Keeping Oklahoma's points down has a major advantage for Notre Dame's offense, too. If OU jumps out to a big lead early, Notre Dame may be forced to try to pass their way back into the game -- and that's with a quarterback -- Everett Golson -- who will start just his second career road game.

But if Notre Dame is able to get the ball to Theo Riddick, Cierre Wood and George Atkinson on the ground, the Irish could find a way to set the tempo for the game.

A lot needs to go right for Notre Dame to pull off a win on Saturday, but Notre Dame has already done those things in previous games this year. And a win in Norman would be a signature win for Notre Dame's national title hopes, no matter how much the team downplays that notion.

"At this point every game is a signature game," Te'o said. "Every game is important. We approach every game that way, and I think we've come a long way and I think at this point in time in the season every game is a signature game."

Road Ahead: Blackhawks play three home games before All-Star break

Road Ahead: Blackhawks play three home games before All-Star break

CSN's Pat Boyle and Steve Konroyd preview the Blackhawks' three upcoming games in the Road Ahead, presented by Chicagoland & NW Indiana Honda Dealers.

The Blackhawks have three home games before the NHL All-Star break, which takes place in Los Angeles.

The Blackhawks have dates between the Vancouver Canucks, Tampa Bay Lightning, and Winnipeg Jets. All three opponents are out of the playoff picture, sand Steve Konroyd is looking for the Blackhawks to step up in a certain part of their game: scoring.

See what Boyle and Konroyd had to say in the video above.

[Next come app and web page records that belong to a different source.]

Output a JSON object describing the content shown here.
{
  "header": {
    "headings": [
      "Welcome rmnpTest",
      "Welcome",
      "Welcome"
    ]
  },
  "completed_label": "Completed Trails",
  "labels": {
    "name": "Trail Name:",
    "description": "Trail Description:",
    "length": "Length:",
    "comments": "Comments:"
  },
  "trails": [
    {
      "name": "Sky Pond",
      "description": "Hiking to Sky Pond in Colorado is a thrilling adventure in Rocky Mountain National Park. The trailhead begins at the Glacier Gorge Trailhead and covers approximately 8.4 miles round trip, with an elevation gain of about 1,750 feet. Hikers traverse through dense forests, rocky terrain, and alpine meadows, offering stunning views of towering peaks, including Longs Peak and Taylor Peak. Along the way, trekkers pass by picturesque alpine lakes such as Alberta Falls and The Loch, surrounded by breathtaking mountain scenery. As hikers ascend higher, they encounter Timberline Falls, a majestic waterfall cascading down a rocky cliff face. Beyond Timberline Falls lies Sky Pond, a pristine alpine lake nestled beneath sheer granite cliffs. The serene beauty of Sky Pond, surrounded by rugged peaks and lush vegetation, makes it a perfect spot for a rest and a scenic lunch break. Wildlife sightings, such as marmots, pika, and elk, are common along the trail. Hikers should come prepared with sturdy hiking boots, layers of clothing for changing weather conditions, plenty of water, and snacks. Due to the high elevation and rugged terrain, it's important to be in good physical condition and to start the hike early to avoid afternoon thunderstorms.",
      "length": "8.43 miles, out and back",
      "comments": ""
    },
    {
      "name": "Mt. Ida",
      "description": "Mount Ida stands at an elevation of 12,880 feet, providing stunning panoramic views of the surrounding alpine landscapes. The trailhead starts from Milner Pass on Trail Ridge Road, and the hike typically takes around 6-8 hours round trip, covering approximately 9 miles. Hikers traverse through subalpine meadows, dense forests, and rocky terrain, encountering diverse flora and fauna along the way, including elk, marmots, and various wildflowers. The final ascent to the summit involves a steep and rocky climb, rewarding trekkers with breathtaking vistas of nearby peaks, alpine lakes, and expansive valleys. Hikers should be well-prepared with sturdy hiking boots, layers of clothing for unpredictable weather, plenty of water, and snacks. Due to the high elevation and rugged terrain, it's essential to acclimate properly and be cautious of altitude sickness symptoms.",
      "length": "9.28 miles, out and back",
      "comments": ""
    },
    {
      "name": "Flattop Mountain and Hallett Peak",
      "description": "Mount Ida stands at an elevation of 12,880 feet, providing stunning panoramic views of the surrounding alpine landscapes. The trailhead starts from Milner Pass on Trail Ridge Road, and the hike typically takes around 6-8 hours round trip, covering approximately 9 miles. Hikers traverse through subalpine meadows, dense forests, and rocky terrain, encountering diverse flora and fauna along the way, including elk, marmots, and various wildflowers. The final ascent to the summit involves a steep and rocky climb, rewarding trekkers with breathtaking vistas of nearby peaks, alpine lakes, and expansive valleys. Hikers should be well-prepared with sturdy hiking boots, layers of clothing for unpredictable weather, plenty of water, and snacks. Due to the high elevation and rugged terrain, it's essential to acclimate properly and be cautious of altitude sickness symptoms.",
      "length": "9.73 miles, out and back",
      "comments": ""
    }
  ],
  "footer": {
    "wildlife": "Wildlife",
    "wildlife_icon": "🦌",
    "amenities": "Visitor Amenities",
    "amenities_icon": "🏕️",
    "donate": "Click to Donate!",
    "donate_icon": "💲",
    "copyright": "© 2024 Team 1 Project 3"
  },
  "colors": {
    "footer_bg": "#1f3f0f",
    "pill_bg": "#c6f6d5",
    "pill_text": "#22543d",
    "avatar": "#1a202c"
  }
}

Bears numbers don't indicate 3-13, yet still lie

Bears numbers don't indicate 3-13, yet still lie

In doing some post-season wrapping up of my Nerdy NFL Notebook as we begin turning the page to the 2017 season, part of it involves compiling where each team finished in big-picture team offensive and defensive categories: overall ranking (total yards), as well as team rushing and passing ranks on both sides of the ball.

So if the Bears wound up ranked 15th overall in total yards gained and allowed, they should've finished…oh, 8-8, right? It adds to the deception of some of the deeper issues that focus on a lack of playmakers, which tied into their inability to make plays when it matters most. In John Fox's 9-23 start, 18 of those games have been decided by six points or less. They've won just six of those games. 

Offensively, the Bears ranked higher in total offense than five playoff teams: Kansas City (20), Detroit (21), Miami (24), New York Giants (25) and Houston (29). They wound up 17th in rushing offense, better than four teams who advanced: Seattle (25), Green Bay (26), New York Giants (29) and Detroit (30). And their 14th-ranked passing offense ranked better than the Giants (17), Kansas City (19), Dallas (23), Miami (26), Houston (29).

On the other side of the ball, they'd be even better off before allowing 109 points over the final three losses. Their total defense ranked better than Detroit (18), Green Bay (22), Kansas City (24), Atlanta (25), Oakland (26) and Miami (29). After being gashed for 558 rushing yards the last three games, they fell to 27th in the NFL against the run (better than only 30th-ranked Miami). But the seventh-ranked pass defense, despite collecting a measly eight interceptions (among only 11 turnovers), was better than nine playoff teams: Miami (15), Pittsburgh (16), Kansas City (18), Detroit (19), the Giants (23), Oakland (24), Dallas (26), Atlanta (28) and Green Bay (31).

[SHOP: Gear up Bears fans!]

What do all the hollow numbers indicate? A lack of complementary, opportunistic football, playmakers on both sides of the ball, a minus-20 turnover ratio, and a lack of quality and continuity at the quarterback position — to name a few. All of those playoff teams have more impact players (or kept more of their impact players healthy) than the Bears in 2016.

While some of the numbers aren't that bad to look at, and some even raise an eyebrow, there's still a deep climb from the most significant numbers: 3-13.